  12. That's possible (or rather, that's very bloody likely), but after the LOG bass special pricing's over, they look like they're going to be priced all wrong, comparatively-speaking. The Am. Std is very well priced for an American-made bass with a flight case.
     
  13. My 55-02 definitely doesn't show Lakland in its best light, but they're swapping it out for a new one when the new ambers come in, and that kind of customer service makes the company worth spending your money on, whether it's a Skyline or a US bass you're looking at buying.

    I'm sorta going the opposite way to you: I'm thinking that maybe I'd like to switch up my 55-02 for a 55-94 one day, even though 99% of my gigs are in pubs. I just find I play better when I get a bass that excites me (mostly because I practise a lot more), and after my 40th birthday Sadowsky purchase (in 2012. I can't afford to buy a new bass more frequently than every two or three years), I might look into making the change.
     
  14. I found the number one thing against Lakland is their strings... Once I put a set of DR Hi-Beams on my 55-02 fretless it played like a dream. The Lakland strings are rough, honky and have really strange overtones... They're usable, but not very full sounding.
     
  15. I use 66s on mine. Sounds great, though I can't string through the body with 'em. Might just be that my local music store doesn't carry extra longs, though.
     

Share This Page

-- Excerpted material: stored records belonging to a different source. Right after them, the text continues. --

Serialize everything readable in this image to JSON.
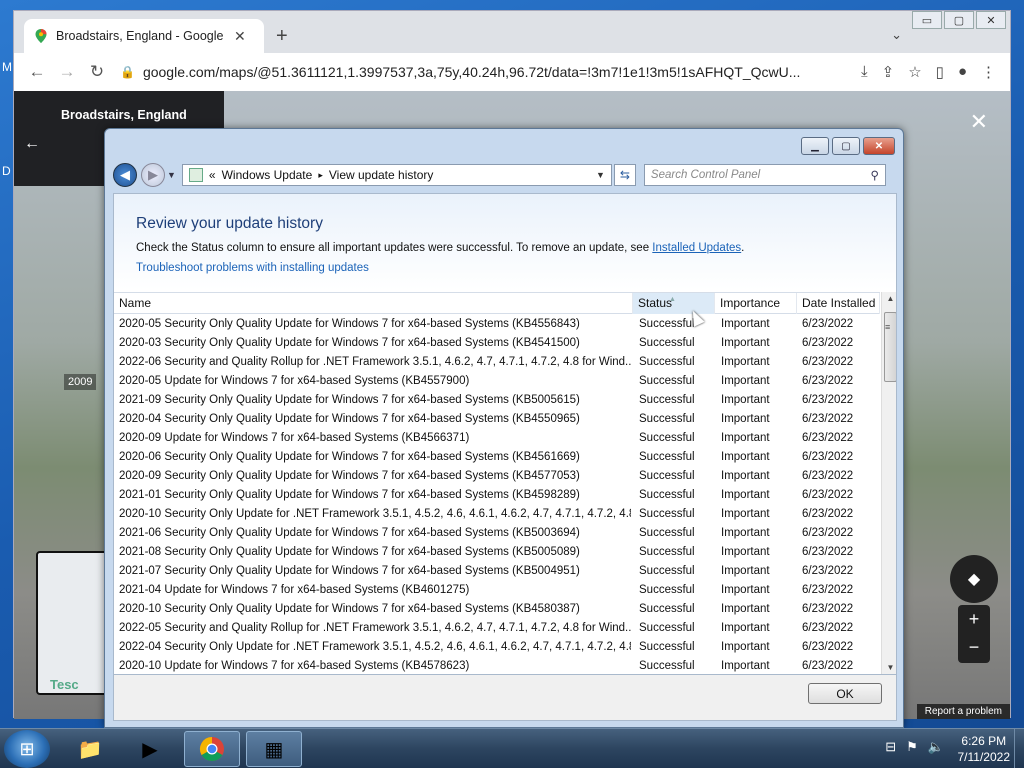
{
  "desktop": {
    "letters": [
      "M",
      "D"
    ]
  },
  "chrome": {
    "tab_title": "Broadstairs, England - Google Maps",
    "tab_close": "✕",
    "new_tab": "+",
    "tab_search": "⌄",
    "url": "google.com/maps/@51.3611121,1.3997537,3a,75y,40.24h,96.72t/data=!3m7!1e1!3m5!1sAFHQT_QcwU...",
    "window_controls": [
      "▭",
      "▢",
      "✕"
    ]
  },
  "maps": {
    "place_title": "Broadstairs, England",
    "year": "2009",
    "report": "Report a problem",
    "minimap_label": "Tesc",
    "close": "✕",
    "back": "←",
    "zoom_in": "+",
    "zoom_out": "−"
  },
  "control_panel": {
    "breadcrumb_prefix": "«",
    "breadcrumb_1": "Windows Update",
    "breadcrumb_sep": "▸",
    "breadcrumb_2": "View update history",
    "search_placeholder": "Search Control Panel",
    "title": "Review your update history",
    "description": "Check the Status column to ensure all important updates were successful. To remove an update, see ",
    "installed_updates_link": "Installed Updates",
    "description_end": ".",
    "troubleshoot_link": "Troubleshoot problems with installing updates",
    "ok_label": "OK",
    "columns": {
      "name": "Name",
      "status": "Status",
      "importance": "Importance",
      "date": "Date Installed"
    },
    "rows": [
      {
        "name": "2020-05 Security Only Quality Update for Windows 7 for x64-based Systems (KB4556843)",
        "status": "Successful",
        "importance": "Important",
        "date": "6/23/2022"
      },
      {
        "name": "2020-03 Security Only Quality Update for Windows 7 for x64-based Systems (KB4541500)",
        "status": "Successful",
        "importance": "Important",
        "date": "6/23/2022"
      },
      {
        "name": "2022-06 Security and Quality Rollup for .NET Framework 3.5.1, 4.6.2, 4.7, 4.7.1, 4.7.2, 4.8 for Wind...",
        "status": "Successful",
        "importance": "Important",
        "date": "6/23/2022"
      },
      {
        "name": "2020-05 Update for Windows 7 for x64-based Systems (KB4557900)",
        "status": "Successful",
        "importance": "Important",
        "date": "6/23/2022"
      },
      {
        "name": "2021-09 Security Only Quality Update for Windows 7 for x64-based Systems (KB5005615)",
        "status": "Successful",
        "importance": "Important",
        "date": "6/23/2022"
      },
      {
        "name": "2020-04 Security Only Quality Update for Windows 7 for x64-based Systems (KB4550965)",
        "status": "Successful",
        "importance": "Important",
        "date": "6/23/2022"
      },
      {
        "name": "2020-09 Update for Windows 7 for x64-based Systems (KB4566371)",
        "status": "Successful",
        "importance": "Important",
        "date": "6/23/2022"
      },
      {
        "name": "2020-06 Security Only Quality Update for Windows 7 for x64-based Systems (KB4561669)",
        "status": "Successful",
        "importance": "Important",
        "date": "6/23/2022"
      },
      {
        "name": "2020-09 Security Only Quality Update for Windows 7 for x64-based Systems (KB4577053)",
        "status": "Successful",
        "importance": "Important",
        "date": "6/23/2022"
      },
      {
        "name": "2021-01 Security Only Quality Update for Windows 7 for x64-based Systems (KB4598289)",
        "status": "Successful",
        "importance": "Important",
        "date": "6/23/2022"
      },
      {
        "name": "2020-10 Security Only Update for .NET Framework 3.5.1, 4.5.2, 4.6, 4.6.1, 4.6.2, 4.7, 4.7.1, 4.7.2, 4.8...",
        "status": "Successful",
        "importance": "Important",
        "date": "6/23/2022"
      },
      {
        "name": "2021-06 Security Only Quality Update for Windows 7 for x64-based Systems (KB5003694)",
        "status": "Successful",
        "importance": "Important",
        "date": "6/23/2022"
      },
      {
        "name": "2021-08 Security Only Quality Update for Windows 7 for x64-based Systems (KB5005089)",
        "status": "Successful",
        "importance": "Important",
        "date": "6/23/2022"
      },
      {
        "name": "2021-07 Security Only Quality Update for Windows 7 for x64-based Systems (KB5004951)",
        "status": "Successful",
        "importance": "Important",
        "date": "6/23/2022"
      },
      {
        "name": "2021-04 Update for Windows 7 for x64-based Systems (KB4601275)",
        "status": "Successful",
        "importance": "Important",
        "date": "6/23/2022"
      },
      {
        "name": "2020-10 Security Only Quality Update for Windows 7 for x64-based Systems (KB4580387)",
        "status": "Successful",
        "importance": "Important",
        "date": "6/23/2022"
      },
      {
        "name": "2022-05 Security and Quality Rollup for .NET Framework 3.5.1, 4.6.2, 4.7, 4.7.1, 4.7.2, 4.8 for Wind...",
        "status": "Successful",
        "importance": "Important",
        "date": "6/23/2022"
      },
      {
        "name": "2022-04 Security Only Update for .NET Framework 3.5.1, 4.5.2, 4.6, 4.6.1, 4.6.2, 4.7, 4.7.1, 4.7.2, 4.8...",
        "status": "Successful",
        "importance": "Important",
        "date": "6/23/2022"
      },
      {
        "name": "2020-10 Update for Windows 7 for x64-based Systems (KB4578623)",
        "status": "Successful",
        "importance": "Important",
        "date": "6/23/2022"
      }
    ]
  },
  "taskbar": {
    "time": "6:26 PM",
    "date": "7/11/2022",
    "icons": [
      "start-orb",
      "explorer",
      "media-player",
      "chrome",
      "control-panel"
    ]
  },
  "colors": {
    "title_blue": "#1e3f79",
    "link_blue": "#1b63b8",
    "sorted_column": "#dceaf7"
  }
}
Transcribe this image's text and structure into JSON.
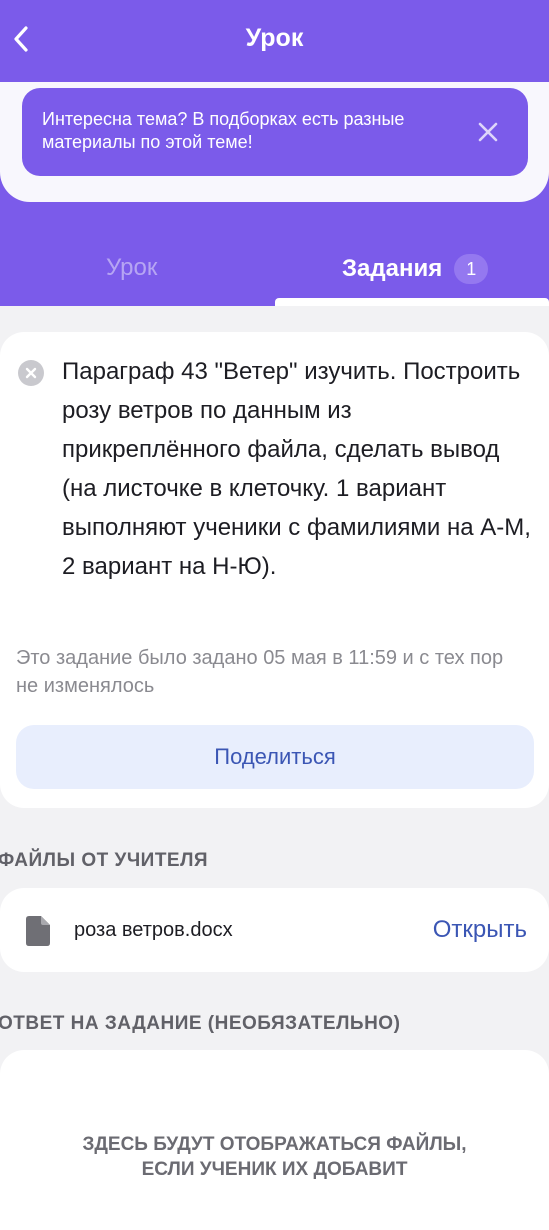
{
  "header": {
    "title": "Урок",
    "back_icon": "chevron-left-icon"
  },
  "banner": {
    "text": "Интересна тема? В подборках есть разные материалы по этой теме!",
    "close_icon": "close-icon"
  },
  "tabs": [
    {
      "label": "Урок",
      "active": false
    },
    {
      "label": "Задания",
      "active": true,
      "badge": "1"
    }
  ],
  "task": {
    "status_icon": "cancel-circle-icon",
    "text": "Параграф 43 \"Ветер\" изучить. Построить розу ветров по данным из прикреплённого файла, сделать вывод (на листочке в клеточку.  1 вариант выполняют ученики с фамилиями на А-М, 2 вариант на Н-Ю).",
    "meta": "Это задание было задано 05 мая в 11:59 и с тех пор не изменялось",
    "share_label": "Поделиться"
  },
  "files": {
    "header": "ФАЙЛЫ ОТ УЧИТЕЛЯ",
    "items": [
      {
        "name": "роза ветров.docx",
        "icon": "file-icon",
        "action": "Открыть"
      }
    ]
  },
  "answer": {
    "header": "ОТВЕТ НА ЗАДАНИЕ (НЕОБЯЗАТЕЛЬНО)",
    "placeholder_line1": "ЗДЕСЬ БУДУТ ОТОБРАЖАТЬСЯ ФАЙЛЫ,",
    "placeholder_line2": "ЕСЛИ УЧЕНИК ИХ ДОБАВИТ"
  },
  "colors": {
    "brand": "#7b5bea",
    "link": "#3b56b4",
    "background": "#f2f2f4"
  }
}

  1. This site uses cookies to help personalise content, tailor your experience and to keep you logged in if you register.
    By continuing to use this site, you are consenting to our use of cookies.